    Discussion: Currently, the patient has no exertional dyspnoea, screening for pulmonary hypertension has so far been negative and no further respiratory infections have occurred. It is important to call attention to a major congenital malformation that may remain asymptomatic until adulthood.

  • Meenal Sharma, Chris Anthony, Christopher Hayward, Andrew Jabbour, Anne M Keogh, Peter Macdonald, Jacob Sevastos

    Purpose: Solid organ re-transplantation in the context of allograft failure is a challenging clinical and ethical problem. Ideally, solid organ re-transplantation after initial allograft failure should be performed in all recipients, but this is often not clinically or logistically feasible.
    Methods: This report details what we believe is the first combined heart–kidney transplant in a recipient of a previous sequential heart and kidney transplant. Results: Eight years after a combined heart and kidney transplant after initially receiving a sequential heart and kidney transplant, a 31-year-old man is doing extremely well, with no rejection episodes or significant complications after transplantation.
    Summary: This case confirms that combined heart and kidney transplantation is a viable option for tackling the complex issue of graft failure in recipients of previous cardiac and renal grafts.

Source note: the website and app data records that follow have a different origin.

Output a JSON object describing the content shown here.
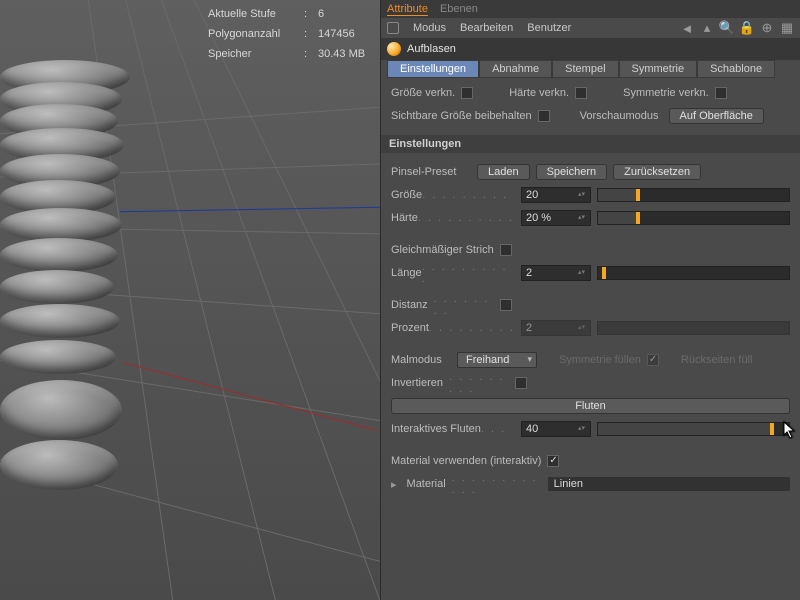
{
  "viewport": {
    "stats": {
      "stufe_label": "Aktuelle Stufe",
      "stufe_value": "6",
      "poly_label": "Polygonanzahl",
      "poly_value": "147456",
      "mem_label": "Speicher",
      "mem_value": "30.43 MB"
    }
  },
  "panel": {
    "tabs": {
      "attribute": "Attribute",
      "ebenen": "Ebenen"
    },
    "menus": {
      "modus": "Modus",
      "bearbeiten": "Bearbeiten",
      "benutzer": "Benutzer"
    },
    "tool_title": "Aufblasen",
    "subtabs": {
      "einstellungen": "Einstellungen",
      "abnahme": "Abnahme",
      "stempel": "Stempel",
      "symmetrie": "Symmetrie",
      "schablone": "Schablone"
    },
    "link_row": {
      "groesse": "Größe verkn.",
      "haerte": "Härte verkn.",
      "symmetrie": "Symmetrie verkn."
    },
    "visrow": {
      "sichtbar": "Sichtbare Größe beibehalten",
      "vorschau": "Vorschaumodus",
      "vorschau_value": "Auf Oberfläche"
    },
    "section_einstellungen": "Einstellungen",
    "preset": {
      "label": "Pinsel-Preset",
      "laden": "Laden",
      "speichern": "Speichern",
      "zuruecksetzen": "Zurücksetzen"
    },
    "groesse": {
      "label": "Größe",
      "value": "20",
      "pct": 20
    },
    "haerte": {
      "label": "Härte",
      "value": "20 %",
      "pct": 20
    },
    "gleich": "Gleichmäßiger Strich",
    "laenge": {
      "label": "Länge",
      "value": "2",
      "pct": 2
    },
    "distanz": "Distanz",
    "prozent": {
      "label": "Prozent",
      "value": "2",
      "pct": 2
    },
    "malmodus": {
      "label": "Malmodus",
      "value": "Freihand"
    },
    "symfill": "Symmetrie füllen",
    "rueckseiten": "Rückseiten füll",
    "invertieren": "Invertieren",
    "fluten_btn": "Fluten",
    "interaktiv": {
      "label": "Interaktives Fluten",
      "value": "40",
      "pct": 90
    },
    "material_use": "Material verwenden (interaktiv)",
    "material": {
      "label": "Material",
      "value": "Linien"
    }
  }
}
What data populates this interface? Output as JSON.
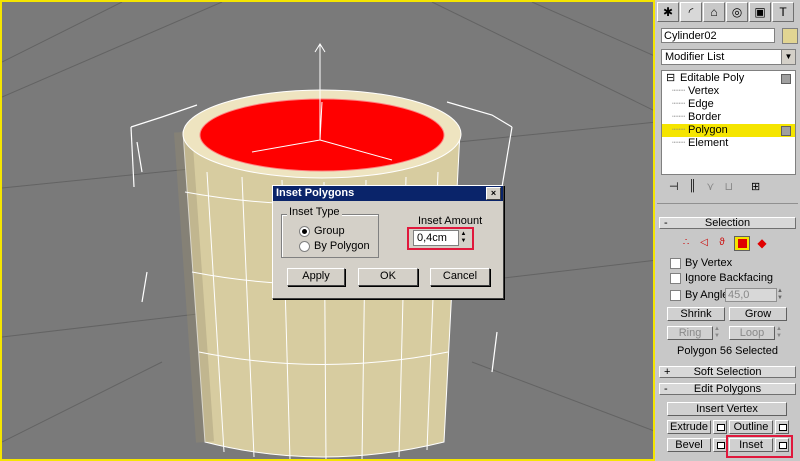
{
  "dialog": {
    "title": "Inset Polygons",
    "close_glyph": "×",
    "inset_type_label": "Inset Type",
    "radio_group": "Group",
    "radio_by_polygon": "By Polygon",
    "inset_amount_label": "Inset Amount",
    "inset_amount_value": "0,4cm",
    "apply": "Apply",
    "ok": "OK",
    "cancel": "Cancel"
  },
  "panel": {
    "tabs": [
      "create-icon",
      "modify-icon",
      "hierarchy-icon",
      "motion-icon",
      "display-icon",
      "utilities-icon"
    ],
    "object_name": "Cylinder02",
    "object_color": "#e2d592",
    "modifier_list": "Modifier List",
    "stack": {
      "base": "Editable Poly",
      "items": [
        "Vertex",
        "Edge",
        "Border",
        "Polygon",
        "Element"
      ],
      "selected": "Polygon"
    },
    "selection": {
      "header": "Selection",
      "by_vertex": "By Vertex",
      "ignore_backfacing": "Ignore Backfacing",
      "by_angle": "By Angle:",
      "angle_value": "45,0",
      "shrink": "Shrink",
      "grow": "Grow",
      "ring": "Ring",
      "loop": "Loop",
      "status": "Polygon 56 Selected"
    },
    "soft_selection": {
      "header": "Soft Selection"
    },
    "edit_polygons": {
      "header": "Edit Polygons",
      "insert_vertex": "Insert Vertex",
      "extrude": "Extrude",
      "outline": "Outline",
      "bevel": "Bevel",
      "inset": "Inset"
    }
  },
  "colors": {
    "viewport_border": "#f5e500",
    "selected_polygon": "#ff0000",
    "cylinder": "#d7cca0",
    "highlight_box": "#e0183c",
    "title_bar": "#0a246a"
  }
}
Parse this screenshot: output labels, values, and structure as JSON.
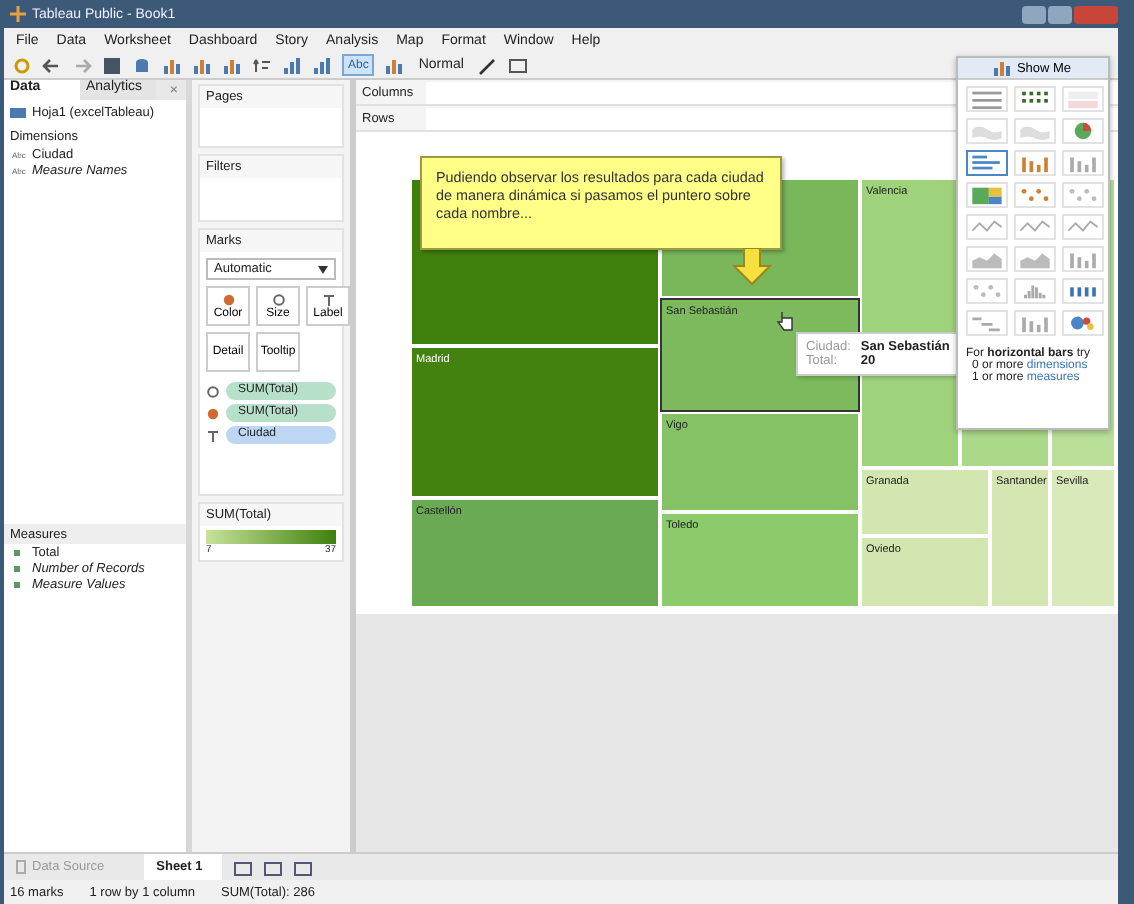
{
  "window": {
    "title": "Tableau Public - Book1"
  },
  "menu": [
    "File",
    "Data",
    "Worksheet",
    "Dashboard",
    "Story",
    "Analysis",
    "Map",
    "Format",
    "Window",
    "Help"
  ],
  "toolbar": {
    "label_button": {
      "text": "Abc",
      "selected": true
    },
    "fit": "Normal"
  },
  "data_pane": {
    "tabs": [
      {
        "label": "Data",
        "selected": true
      },
      {
        "label": "Analytics",
        "selected": false
      }
    ],
    "close": "×",
    "data_source": "Hoja1 (excelTableau)",
    "dimensions": {
      "title": "Dimensions",
      "items": [
        {
          "name": "Ciudad",
          "kind": "field",
          "type_tag": "Abc"
        },
        {
          "name": "Measure Names",
          "kind": "generated",
          "type_tag": "Abc"
        }
      ]
    },
    "measures": {
      "title": "Measures",
      "items": [
        {
          "name": "Total",
          "kind": "field"
        },
        {
          "name": "Number of Records",
          "kind": "generated"
        },
        {
          "name": "Measure Values",
          "kind": "generated"
        }
      ]
    }
  },
  "pages": {
    "title": "Pages"
  },
  "filters": {
    "title": "Filters"
  },
  "marks": {
    "title": "Marks",
    "type": "Automatic",
    "buttons": [
      {
        "label": "Color",
        "kind": "color"
      },
      {
        "label": "Size",
        "kind": "size"
      },
      {
        "label": "Label",
        "kind": "label"
      },
      {
        "label": "Detail",
        "kind": "detail"
      },
      {
        "label": "Tooltip",
        "kind": "tooltip"
      }
    ],
    "pills": [
      {
        "label": "SUM(Total)",
        "kind": "size",
        "measure": true
      },
      {
        "label": "SUM(Total)",
        "kind": "color",
        "measure": true
      },
      {
        "label": "Ciudad",
        "kind": "label",
        "measure": false
      }
    ]
  },
  "legend": {
    "title": "SUM(Total)",
    "min": "7",
    "max": "37"
  },
  "shelves": {
    "columns": "Columns",
    "rows": "Rows"
  },
  "treemap": {
    "tiles": [
      {
        "color": "#3f800c",
        "selected": false
      },
      {
        "label": "Madrid",
        "color": "#43820f",
        "selected": false
      },
      {
        "label": "Castellón",
        "color": "#6aaa55",
        "selected": false
      },
      {
        "color": "#79b75a",
        "selected": false
      },
      {
        "label": "San Sebastián",
        "color": "#7cba5d",
        "selected": true
      },
      {
        "label": "Vigo",
        "color": "#84c265",
        "selected": false
      },
      {
        "label": "Toledo",
        "color": "#8dca6c",
        "selected": false
      },
      {
        "label": "Valencia",
        "color": "#9fd37b",
        "selected": false
      },
      {
        "color": "#abd98a",
        "selected": false
      },
      {
        "color": "#b9df98",
        "selected": false
      },
      {
        "label": "Granada",
        "color": "#d4e6b0",
        "selected": false
      },
      {
        "label": "Oviedo",
        "color": "#d4e6b0",
        "selected": false
      },
      {
        "label": "Santander",
        "color": "#d6e6b3",
        "selected": false
      },
      {
        "label": "Sevilla",
        "color": "#d9e9b9",
        "selected": false
      }
    ]
  },
  "callout": {
    "text": "Pudiendo observar los resultados para cada ciudad de manera dinámica si pasamos el puntero sobre cada nombre..."
  },
  "tooltip": {
    "rows": [
      {
        "key": "Ciudad:",
        "value": "San Sebastián"
      },
      {
        "key": "Total:",
        "value": "20"
      }
    ]
  },
  "show_me": {
    "title": "Show Me",
    "options": [
      {
        "kind": "text-table",
        "selected": false
      },
      {
        "kind": "heat-map",
        "selected": false
      },
      {
        "kind": "highlight-table",
        "selected": false
      },
      {
        "kind": "symbol-map",
        "selected": false
      },
      {
        "kind": "filled-map",
        "selected": false
      },
      {
        "kind": "pie",
        "selected": false
      },
      {
        "kind": "horizontal-bars",
        "selected": true
      },
      {
        "kind": "stacked-bars",
        "selected": false
      },
      {
        "kind": "side-by-side-bars",
        "selected": false
      },
      {
        "kind": "treemap",
        "selected": false
      },
      {
        "kind": "circle-views",
        "selected": false
      },
      {
        "kind": "side-by-side-circles",
        "selected": false
      },
      {
        "kind": "lines-continuous",
        "selected": false
      },
      {
        "kind": "lines-discrete",
        "selected": false
      },
      {
        "kind": "dual-lines",
        "selected": false
      },
      {
        "kind": "area-continuous",
        "selected": false
      },
      {
        "kind": "area-discrete",
        "selected": false
      },
      {
        "kind": "dual-combination",
        "selected": false
      },
      {
        "kind": "scatter",
        "selected": false
      },
      {
        "kind": "histogram",
        "selected": false
      },
      {
        "kind": "box-whisker",
        "selected": false
      },
      {
        "kind": "gantt",
        "selected": false
      },
      {
        "kind": "bullet",
        "selected": false
      },
      {
        "kind": "packed-bubbles",
        "selected": false
      }
    ],
    "hint": {
      "title": "For **horizontal bars** try",
      "lines": [
        {
          "prefix": "0 or more",
          "keyword": "dimensions"
        },
        {
          "prefix": "1 or more",
          "keyword": "measures"
        }
      ]
    }
  },
  "sheet_tabs": [
    {
      "label": "Data Source",
      "kind": "data-source",
      "selected": false
    },
    {
      "label": "Sheet 1",
      "kind": "sheet",
      "selected": true
    }
  ],
  "status": [
    "16 marks",
    "1 row by 1 column",
    "SUM(Total): 286"
  ]
}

  • Anat Bel-ange, Sigal Tal, Micha Rapoport

    Sarcoidosis is a systemic disorder that most commonly affects the lungs. Bone involvement is rare, and spinal involvement is even more rare. The presence of focal lesions of the vertebrae is highly suspicious of advanced malignancy. However, malignant metastatic spread to the spine involves the vertebral cortex rather than the bone marrow itself, a distinction that is often missed and therefore misleading. We describe here a middle-aged woman with multiple focal oedematous lesions of the bone marrow suspected of being advanced malignancy but finally diagnosed as a rare case of spinal sarcoidosis.